Data to process START

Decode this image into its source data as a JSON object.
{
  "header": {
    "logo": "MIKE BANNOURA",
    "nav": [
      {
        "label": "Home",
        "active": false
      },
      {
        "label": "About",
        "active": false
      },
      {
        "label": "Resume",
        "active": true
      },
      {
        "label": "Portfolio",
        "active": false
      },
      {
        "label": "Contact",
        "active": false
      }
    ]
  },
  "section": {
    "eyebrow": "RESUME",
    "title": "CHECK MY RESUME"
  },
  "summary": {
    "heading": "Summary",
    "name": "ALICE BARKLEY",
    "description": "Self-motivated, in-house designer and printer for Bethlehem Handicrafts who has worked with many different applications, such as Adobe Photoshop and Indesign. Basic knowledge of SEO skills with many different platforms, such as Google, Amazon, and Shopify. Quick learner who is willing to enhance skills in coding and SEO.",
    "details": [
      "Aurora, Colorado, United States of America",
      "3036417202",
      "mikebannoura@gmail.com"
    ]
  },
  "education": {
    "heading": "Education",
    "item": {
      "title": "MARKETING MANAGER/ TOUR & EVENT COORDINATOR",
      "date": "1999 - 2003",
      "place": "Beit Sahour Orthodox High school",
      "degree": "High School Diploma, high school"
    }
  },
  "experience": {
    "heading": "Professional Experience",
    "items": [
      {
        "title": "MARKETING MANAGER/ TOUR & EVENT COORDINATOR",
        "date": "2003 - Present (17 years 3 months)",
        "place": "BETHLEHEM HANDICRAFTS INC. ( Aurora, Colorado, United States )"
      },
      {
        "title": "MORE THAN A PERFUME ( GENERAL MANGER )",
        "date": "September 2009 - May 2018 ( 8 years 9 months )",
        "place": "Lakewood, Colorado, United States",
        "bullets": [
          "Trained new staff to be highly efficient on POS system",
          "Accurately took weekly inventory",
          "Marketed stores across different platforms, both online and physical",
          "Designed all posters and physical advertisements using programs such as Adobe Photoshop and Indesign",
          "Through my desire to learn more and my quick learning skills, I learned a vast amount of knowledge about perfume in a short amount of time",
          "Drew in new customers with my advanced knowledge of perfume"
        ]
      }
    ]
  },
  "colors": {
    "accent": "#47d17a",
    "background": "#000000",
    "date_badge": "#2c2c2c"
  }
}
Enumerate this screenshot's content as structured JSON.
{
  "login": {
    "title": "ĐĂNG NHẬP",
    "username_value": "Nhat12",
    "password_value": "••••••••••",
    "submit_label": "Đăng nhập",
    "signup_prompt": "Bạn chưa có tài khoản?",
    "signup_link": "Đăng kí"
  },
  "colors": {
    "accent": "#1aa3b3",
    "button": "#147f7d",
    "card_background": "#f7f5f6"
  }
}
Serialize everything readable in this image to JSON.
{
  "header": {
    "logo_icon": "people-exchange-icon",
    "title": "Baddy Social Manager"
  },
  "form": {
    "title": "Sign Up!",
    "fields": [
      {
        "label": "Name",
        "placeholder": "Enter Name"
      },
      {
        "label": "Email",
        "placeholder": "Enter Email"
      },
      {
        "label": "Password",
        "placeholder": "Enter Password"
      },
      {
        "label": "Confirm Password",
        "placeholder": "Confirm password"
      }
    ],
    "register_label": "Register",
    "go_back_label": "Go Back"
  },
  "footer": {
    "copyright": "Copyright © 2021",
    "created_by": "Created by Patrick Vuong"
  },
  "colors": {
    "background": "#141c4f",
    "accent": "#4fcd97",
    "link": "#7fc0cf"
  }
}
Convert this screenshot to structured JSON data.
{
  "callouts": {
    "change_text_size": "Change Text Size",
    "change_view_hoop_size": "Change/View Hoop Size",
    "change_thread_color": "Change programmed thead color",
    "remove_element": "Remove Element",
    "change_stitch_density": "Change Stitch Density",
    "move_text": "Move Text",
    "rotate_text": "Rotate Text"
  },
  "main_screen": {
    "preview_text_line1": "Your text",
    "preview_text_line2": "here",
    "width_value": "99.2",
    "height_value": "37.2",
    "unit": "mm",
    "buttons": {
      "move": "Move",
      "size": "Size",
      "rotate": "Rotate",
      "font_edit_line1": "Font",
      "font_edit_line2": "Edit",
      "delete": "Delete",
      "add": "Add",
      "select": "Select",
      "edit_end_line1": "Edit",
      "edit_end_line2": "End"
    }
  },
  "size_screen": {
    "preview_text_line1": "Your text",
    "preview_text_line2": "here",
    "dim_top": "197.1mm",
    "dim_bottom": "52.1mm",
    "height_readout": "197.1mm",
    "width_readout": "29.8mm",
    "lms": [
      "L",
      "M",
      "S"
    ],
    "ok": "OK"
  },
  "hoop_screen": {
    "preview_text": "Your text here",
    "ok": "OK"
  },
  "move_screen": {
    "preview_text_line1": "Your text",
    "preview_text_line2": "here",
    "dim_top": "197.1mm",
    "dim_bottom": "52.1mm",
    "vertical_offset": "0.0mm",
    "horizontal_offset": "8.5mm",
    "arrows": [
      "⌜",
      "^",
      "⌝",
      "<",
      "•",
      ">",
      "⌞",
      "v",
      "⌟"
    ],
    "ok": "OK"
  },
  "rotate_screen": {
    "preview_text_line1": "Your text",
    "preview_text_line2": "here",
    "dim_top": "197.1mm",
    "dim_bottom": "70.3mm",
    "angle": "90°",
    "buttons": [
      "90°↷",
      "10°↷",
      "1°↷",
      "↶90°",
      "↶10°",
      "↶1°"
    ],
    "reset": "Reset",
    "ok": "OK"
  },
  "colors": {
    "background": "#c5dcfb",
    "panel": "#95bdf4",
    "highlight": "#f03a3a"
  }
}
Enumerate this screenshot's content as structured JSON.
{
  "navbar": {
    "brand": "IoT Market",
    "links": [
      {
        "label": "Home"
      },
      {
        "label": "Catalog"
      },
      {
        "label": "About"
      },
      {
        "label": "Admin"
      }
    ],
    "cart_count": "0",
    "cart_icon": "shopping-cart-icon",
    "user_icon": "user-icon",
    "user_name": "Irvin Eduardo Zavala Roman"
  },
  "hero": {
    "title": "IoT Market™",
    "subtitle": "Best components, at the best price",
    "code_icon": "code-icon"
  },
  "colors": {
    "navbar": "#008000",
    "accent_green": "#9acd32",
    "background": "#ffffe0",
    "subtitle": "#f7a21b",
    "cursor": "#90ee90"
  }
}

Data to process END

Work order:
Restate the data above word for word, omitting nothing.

Expected output:
Decode this image into its source data as a JSON object.
{
  "header": {
    "logo": "MIKE BANNOURA",
    "nav": [
      {
        "label": "Home",
        "active": false
      },
      {
        "label": "About",
        "active": false
      },
      {
        "label": "Resume",
        "active": true
      },
      {
        "label": "Portfolio",
        "active": false
      },
      {
        "label": "Contact",
        "active": false
      }
    ]
  },
  "section": {
    "eyebrow": "RESUME",
    "title": "CHECK MY RESUME"
  },
  "summary": {
    "heading": "Summary",
    "name": "ALICE BARKLEY",
    "description": "Self-motivated, in-house designer and printer for Bethlehem Handicrafts who has worked with many different applications, such as Adobe Photoshop and Indesign. Basic knowledge of SEO skills with many different platforms, such as Google, Amazon, and Shopify. Quick learner who is willing to enhance skills in coding and SEO.",
    "details": [
      "Aurora, Colorado, United States of America",
      "3036417202",
      "mikebannoura@gmail.com"
    ]
  },
  "education": {
    "heading": "Education",
    "item": {
      "title": "MARKETING MANAGER/ TOUR & EVENT COORDINATOR",
      "date": "1999 - 2003",
      "place": "Beit Sahour Orthodox High school",
      "degree": "High School Diploma, high school"
    }
  },
  "experience": {
    "heading": "Professional Experience",
    "items": [
      {
        "title": "MARKETING MANAGER/ TOUR & EVENT COORDINATOR",
        "date": "2003 - Present (17 years 3 months)",
        "place": "BETHLEHEM HANDICRAFTS INC. ( Aurora, Colorado, United States )"
      },
      {
        "title": "MORE THAN A PERFUME ( GENERAL MANGER )",
        "date": "September 2009 - May 2018 ( 8 years 9 months )",
        "place": "Lakewood, Colorado, United States",
        "bullets": [
          "Trained new staff to be highly efficient on POS system",
          "Accurately took weekly inventory",
          "Marketed stores across different platforms, both online and physical",
          "Designed all posters and physical advertisements using programs such as Adobe Photoshop and Indesign",
          "Through my desire to learn more and my quick learning skills, I learned a vast amount of knowledge about perfume in a short amount of time",
          "Drew in new customers with my advanced knowledge of perfume"
        ]
      }
    ]
  },
  "colors": {
    "accent": "#47d17a",
    "background": "#000000",
    "date_badge": "#2c2c2c"
  }
}
Enumerate this screenshot's content as structured JSON.
{
  "login": {
    "title": "ĐĂNG NHẬP",
    "username_value": "Nhat12",
    "password_value": "••••••••••",
    "submit_label": "Đăng nhập",
    "signup_prompt": "Bạn chưa có tài khoản?",
    "signup_link": "Đăng kí"
  },
  "colors": {
    "accent": "#1aa3b3",
    "button": "#147f7d",
    "card_background": "#f7f5f6"
  }
}
Serialize everything readable in this image to JSON.
{
  "header": {
    "logo_icon": "people-exchange-icon",
    "title": "Baddy Social Manager"
  },
  "form": {
    "title": "Sign Up!",
    "fields": [
      {
        "label": "Name",
        "placeholder": "Enter Name"
      },
      {
        "label": "Email",
        "placeholder": "Enter Email"
      },
      {
        "label": "Password",
        "placeholder": "Enter Password"
      },
      {
        "label": "Confirm Password",
        "placeholder": "Confirm password"
      }
    ],
    "register_label": "Register",
    "go_back_label": "Go Back"
  },
  "footer": {
    "copyright": "Copyright © 2021",
    "created_by": "Created by Patrick Vuong"
  },
  "colors": {
    "background": "#141c4f",
    "accent": "#4fcd97",
    "link": "#7fc0cf"
  }
}
Convert this screenshot to structured JSON data.
{
  "callouts": {
    "change_text_size": "Change Text Size",
    "change_view_hoop_size": "Change/View Hoop Size",
    "change_thread_color": "Change programmed thead color",
    "remove_element": "Remove Element",
    "change_stitch_density": "Change Stitch Density",
    "move_text": "Move Text",
    "rotate_text": "Rotate Text"
  },
  "main_screen": {
    "preview_text_line1": "Your text",
    "preview_text_line2": "here",
    "width_value": "99.2",
    "height_value": "37.2",
    "unit": "mm",
    "buttons": {
      "move": "Move",
      "size": "Size",
      "rotate": "Rotate",
      "font_edit_line1": "Font",
      "font_edit_line2": "Edit",
      "delete": "Delete",
      "add": "Add",
      "select": "Select",
      "edit_end_line1": "Edit",
      "edit_end_line2": "End"
    }
  },
  "size_screen": {
    "preview_text_line1": "Your text",
    "preview_text_line2": "here",
    "dim_top": "197.1mm",
    "dim_bottom": "52.1mm",
    "height_readout": "197.1mm",
    "width_readout": "29.8mm",
    "lms": [
      "L",
      "M",
      "S"
    ],
    "ok": "OK"
  },
  "hoop_screen": {
    "preview_text": "Your text here",
    "ok": "OK"
  },
  "move_screen": {
    "preview_text_line1": "Your text",
    "preview_text_line2": "here",
    "dim_top": "197.1mm",
    "dim_bottom": "52.1mm",
    "vertical_offset": "0.0mm",
    "horizontal_offset": "8.5mm",
    "arrows": [
      "⌜",
      "^",
      "⌝",
      "<",
      "•",
      ">",
      "⌞",
      "v",
      "⌟"
    ],
    "ok": "OK"
  },
  "rotate_screen": {
    "preview_text_line1": "Your text",
    "preview_text_line2": "here",
    "dim_top": "197.1mm",
    "dim_bottom": "70.3mm",
    "angle": "90°",
    "buttons": [
      "90°↷",
      "10°↷",
      "1°↷",
      "↶90°",
      "↶10°",
      "↶1°"
    ],
    "reset": "Reset",
    "ok": "OK"
  },
  "colors": {
    "background": "#c5dcfb",
    "panel": "#95bdf4",
    "highlight": "#f03a3a"
  }
}
Enumerate this screenshot's content as structured JSON.
{
  "navbar": {
    "brand": "IoT Market",
    "links": [
      {
        "label": "Home"
      },
      {
        "label": "Catalog"
      },
      {
        "label": "About"
      },
      {
        "label": "Admin"
      }
    ],
    "cart_count": "0",
    "cart_icon": "shopping-cart-icon",
    "user_icon": "user-icon",
    "user_name": "Irvin Eduardo Zavala Roman"
  },
  "hero": {
    "title": "IoT Market™",
    "subtitle": "Best components, at the best price",
    "code_icon": "code-icon"
  },
  "colors": {
    "navbar": "#008000",
    "accent_green": "#9acd32",
    "background": "#ffffe0",
    "subtitle": "#f7a21b",
    "cursor": "#90ee90"
  }
}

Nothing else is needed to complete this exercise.